▶ **Exercise objective**
Check every line below for the word "werden" and give only the number of lines where it appears.

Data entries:
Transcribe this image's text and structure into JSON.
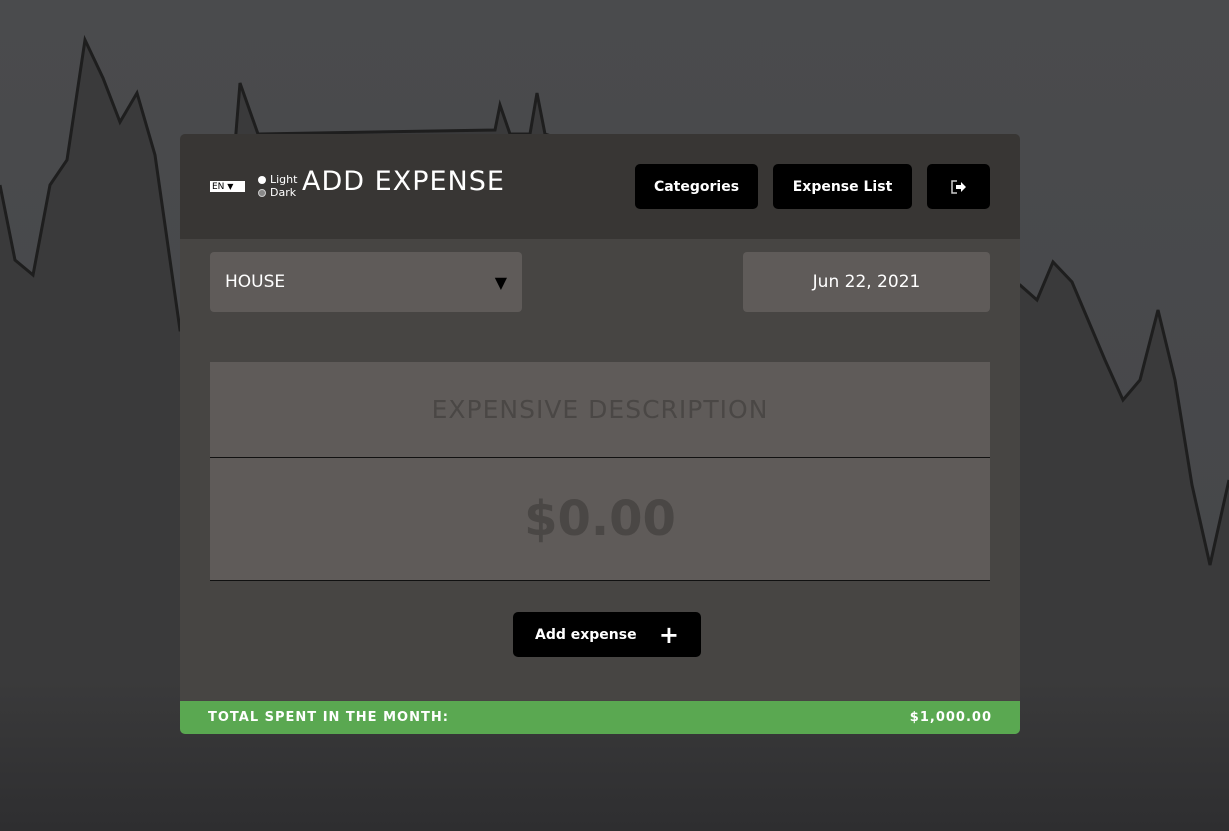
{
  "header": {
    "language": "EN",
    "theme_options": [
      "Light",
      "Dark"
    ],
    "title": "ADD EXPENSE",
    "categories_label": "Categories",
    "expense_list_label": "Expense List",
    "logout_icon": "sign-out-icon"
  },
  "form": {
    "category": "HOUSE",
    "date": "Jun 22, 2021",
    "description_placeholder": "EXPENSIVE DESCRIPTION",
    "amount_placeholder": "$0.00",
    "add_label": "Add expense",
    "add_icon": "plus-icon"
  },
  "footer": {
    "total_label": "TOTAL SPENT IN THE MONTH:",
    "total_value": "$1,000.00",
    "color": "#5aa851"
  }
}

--

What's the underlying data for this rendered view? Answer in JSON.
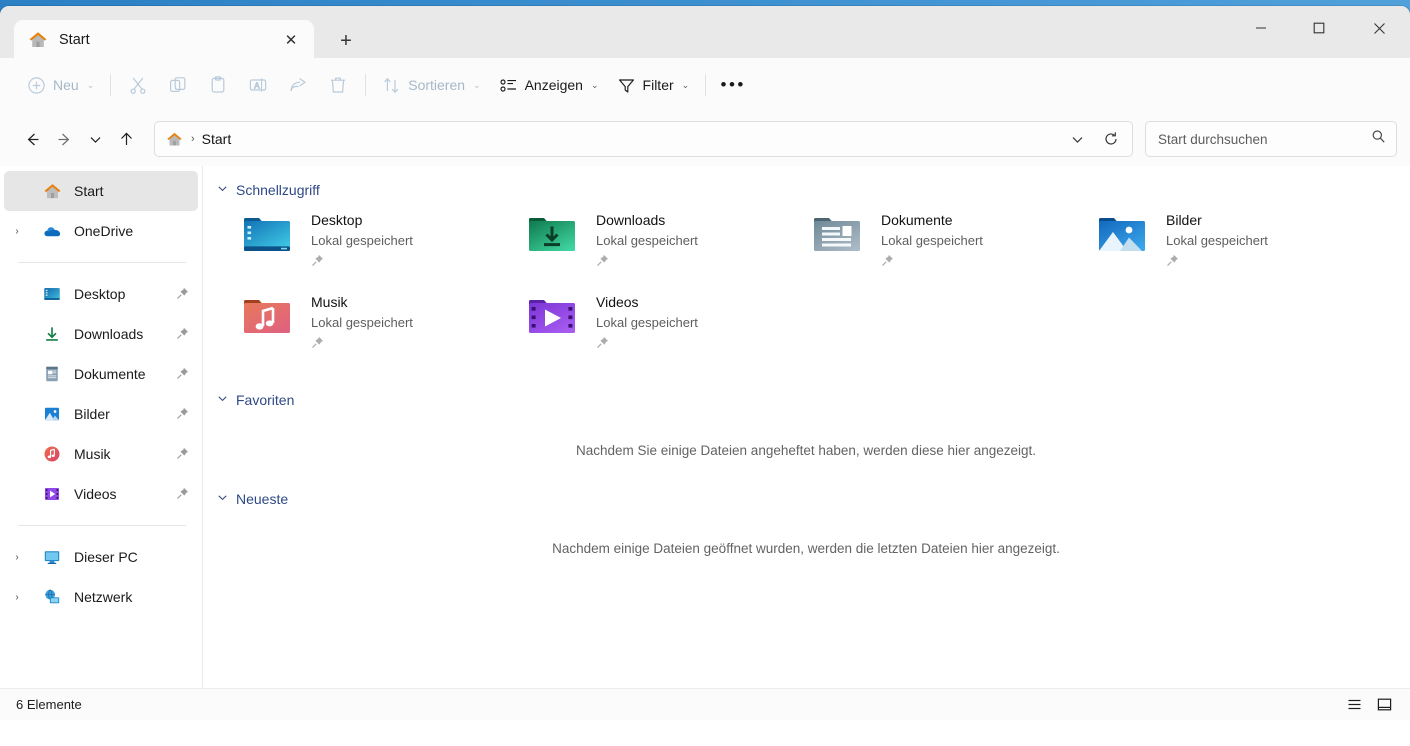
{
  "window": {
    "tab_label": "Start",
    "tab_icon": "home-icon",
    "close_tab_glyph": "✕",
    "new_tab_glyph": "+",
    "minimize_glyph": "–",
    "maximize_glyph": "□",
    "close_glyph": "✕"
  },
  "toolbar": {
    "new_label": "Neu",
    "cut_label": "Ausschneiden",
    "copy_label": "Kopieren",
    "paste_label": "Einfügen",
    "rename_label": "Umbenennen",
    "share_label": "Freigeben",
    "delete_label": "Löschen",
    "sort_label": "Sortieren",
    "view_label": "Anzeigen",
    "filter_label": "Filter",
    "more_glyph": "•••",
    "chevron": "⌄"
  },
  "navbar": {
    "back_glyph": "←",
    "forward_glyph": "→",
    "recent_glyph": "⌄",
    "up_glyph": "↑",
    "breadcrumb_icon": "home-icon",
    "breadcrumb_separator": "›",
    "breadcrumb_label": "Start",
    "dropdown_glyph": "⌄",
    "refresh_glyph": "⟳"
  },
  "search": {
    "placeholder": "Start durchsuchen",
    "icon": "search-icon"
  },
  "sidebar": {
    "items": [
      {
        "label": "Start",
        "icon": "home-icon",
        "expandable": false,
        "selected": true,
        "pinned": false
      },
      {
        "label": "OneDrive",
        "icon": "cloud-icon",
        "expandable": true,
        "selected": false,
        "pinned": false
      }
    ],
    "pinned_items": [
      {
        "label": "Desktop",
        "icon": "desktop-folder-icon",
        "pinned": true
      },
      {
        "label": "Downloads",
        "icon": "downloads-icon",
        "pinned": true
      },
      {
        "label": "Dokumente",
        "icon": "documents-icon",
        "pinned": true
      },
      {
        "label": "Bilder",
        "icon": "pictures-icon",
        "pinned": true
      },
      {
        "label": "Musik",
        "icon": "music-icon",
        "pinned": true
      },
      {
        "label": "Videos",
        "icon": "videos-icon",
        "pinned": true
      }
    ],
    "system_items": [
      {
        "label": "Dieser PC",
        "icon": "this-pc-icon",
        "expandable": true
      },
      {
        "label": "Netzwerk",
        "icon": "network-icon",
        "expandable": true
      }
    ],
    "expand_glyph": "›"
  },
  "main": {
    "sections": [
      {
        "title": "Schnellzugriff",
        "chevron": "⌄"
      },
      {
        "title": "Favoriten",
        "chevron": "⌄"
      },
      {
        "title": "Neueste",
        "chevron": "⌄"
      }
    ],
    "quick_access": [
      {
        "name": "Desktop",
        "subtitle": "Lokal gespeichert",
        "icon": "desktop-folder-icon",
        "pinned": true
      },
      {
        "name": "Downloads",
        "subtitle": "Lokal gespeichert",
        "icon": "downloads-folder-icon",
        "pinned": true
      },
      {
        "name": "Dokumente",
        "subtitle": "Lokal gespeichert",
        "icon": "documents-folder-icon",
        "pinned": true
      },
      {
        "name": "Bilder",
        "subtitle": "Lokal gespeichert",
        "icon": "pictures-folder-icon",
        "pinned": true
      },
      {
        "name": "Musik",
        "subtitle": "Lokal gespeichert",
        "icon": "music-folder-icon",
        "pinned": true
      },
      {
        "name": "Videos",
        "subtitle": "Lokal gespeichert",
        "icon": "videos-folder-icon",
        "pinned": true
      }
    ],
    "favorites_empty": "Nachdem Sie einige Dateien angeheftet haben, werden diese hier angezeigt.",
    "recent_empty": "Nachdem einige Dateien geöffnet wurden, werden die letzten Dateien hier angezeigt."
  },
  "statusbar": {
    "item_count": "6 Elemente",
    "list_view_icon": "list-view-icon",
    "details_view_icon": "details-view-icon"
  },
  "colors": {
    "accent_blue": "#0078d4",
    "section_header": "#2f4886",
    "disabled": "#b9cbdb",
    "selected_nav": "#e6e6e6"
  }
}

▶ **Solution for this task**
2